▶ PROBLEM STATEMENT: Could you write out the listing below exactly as it stands, leaving out the pictures?
__________
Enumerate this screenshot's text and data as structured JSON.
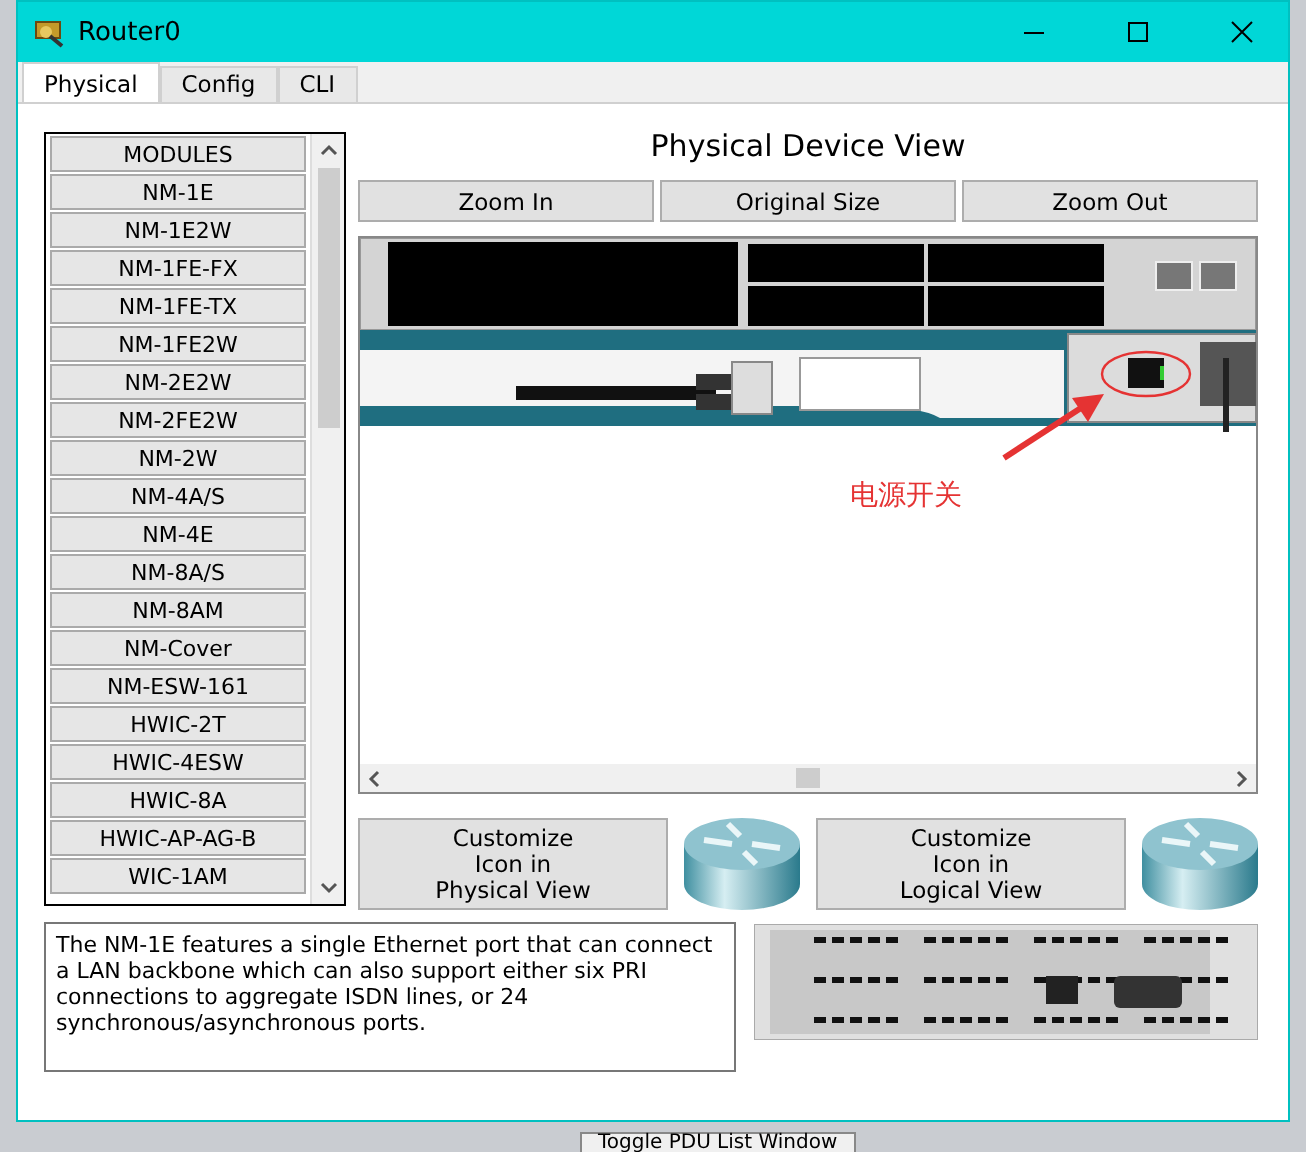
{
  "window": {
    "title": "Router0"
  },
  "tabs": [
    {
      "label": "Physical",
      "selected": true
    },
    {
      "label": "Config",
      "selected": false
    },
    {
      "label": "CLI",
      "selected": false
    }
  ],
  "modules": {
    "header": "MODULES",
    "items": [
      "NM-1E",
      "NM-1E2W",
      "NM-1FE-FX",
      "NM-1FE-TX",
      "NM-1FE2W",
      "NM-2E2W",
      "NM-2FE2W",
      "NM-2W",
      "NM-4A/S",
      "NM-4E",
      "NM-8A/S",
      "NM-8AM",
      "NM-Cover",
      "NM-ESW-161",
      "HWIC-2T",
      "HWIC-4ESW",
      "HWIC-8A",
      "HWIC-AP-AG-B",
      "WIC-1AM"
    ]
  },
  "view": {
    "title": "Physical Device View",
    "buttons": [
      "Zoom In",
      "Original Size",
      "Zoom Out"
    ],
    "annotation": "电源开关"
  },
  "customize": [
    "Customize\nIcon in\nPhysical View",
    "Customize\nIcon in\nLogical View"
  ],
  "description": "The NM-1E features a single Ethernet port that can connect a LAN backbone which can also support either six PRI connections to aggregate ISDN lines, or 24 synchronous/asynchronous ports.",
  "background": {
    "button": "Toggle PDU List Window"
  }
}
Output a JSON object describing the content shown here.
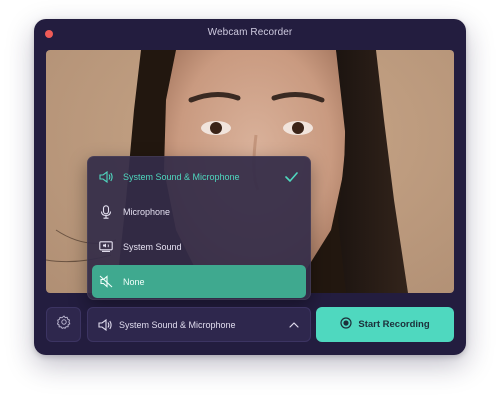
{
  "window": {
    "title": "Webcam Recorder"
  },
  "audio_menu": {
    "items": [
      {
        "label": "System Sound & Microphone",
        "icon": "speaker-icon",
        "state": "selected"
      },
      {
        "label": "Microphone",
        "icon": "microphone-icon",
        "state": "normal"
      },
      {
        "label": "System Sound",
        "icon": "system-sound-icon",
        "state": "normal"
      },
      {
        "label": "None",
        "icon": "speaker-muted-icon",
        "state": "highlighted"
      }
    ]
  },
  "controls": {
    "audio_select_value": "System Sound & Microphone",
    "record_label": "Start Recording"
  },
  "colors": {
    "accent": "#4fd8bf",
    "window_bg": "#231d3f",
    "menu_highlight": "#3fa98f",
    "close_dot": "#ef5b57"
  }
}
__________
▶ TASK RESULT:
Enumerate this screenshot's text and data as structured JSON.
{
  "window": {
    "title": "Router0"
  },
  "tabs": [
    {
      "label": "Physical",
      "selected": true
    },
    {
      "label": "Config",
      "selected": false
    },
    {
      "label": "CLI",
      "selected": false
    }
  ],
  "modules": {
    "header": "MODULES",
    "items": [
      "NM-1E",
      "NM-1E2W",
      "NM-1FE-FX",
      "NM-1FE-TX",
      "NM-1FE2W",
      "NM-2E2W",
      "NM-2FE2W",
      "NM-2W",
      "NM-4A/S",
      "NM-4E",
      "NM-8A/S",
      "NM-8AM",
      "NM-Cover",
      "NM-ESW-161",
      "HWIC-2T",
      "HWIC-4ESW",
      "HWIC-8A",
      "HWIC-AP-AG-B",
      "WIC-1AM"
    ]
  },
  "view": {
    "title": "Physical Device View",
    "buttons": [
      "Zoom In",
      "Original Size",
      "Zoom Out"
    ],
    "annotation": "电源开关"
  },
  "customize": [
    "Customize\nIcon in\nPhysical View",
    "Customize\nIcon in\nLogical View"
  ],
  "description": "The NM-1E features a single Ethernet port that can connect a LAN backbone which can also support either six PRI connections to aggregate ISDN lines, or 24 synchronous/asynchronous ports.",
  "background": {
    "button": "Toggle PDU List Window"
  }
}
Output a JSON object describing the content shown here.
{
  "window": {
    "title": "Webcam Recorder"
  },
  "audio_menu": {
    "items": [
      {
        "label": "System Sound & Microphone",
        "icon": "speaker-icon",
        "state": "selected"
      },
      {
        "label": "Microphone",
        "icon": "microphone-icon",
        "state": "normal"
      },
      {
        "label": "System Sound",
        "icon": "system-sound-icon",
        "state": "normal"
      },
      {
        "label": "None",
        "icon": "speaker-muted-icon",
        "state": "highlighted"
      }
    ]
  },
  "controls": {
    "audio_select_value": "System Sound & Microphone",
    "record_label": "Start Recording"
  },
  "colors": {
    "accent": "#4fd8bf",
    "window_bg": "#231d3f",
    "menu_highlight": "#3fa98f",
    "close_dot": "#ef5b57"
  }
}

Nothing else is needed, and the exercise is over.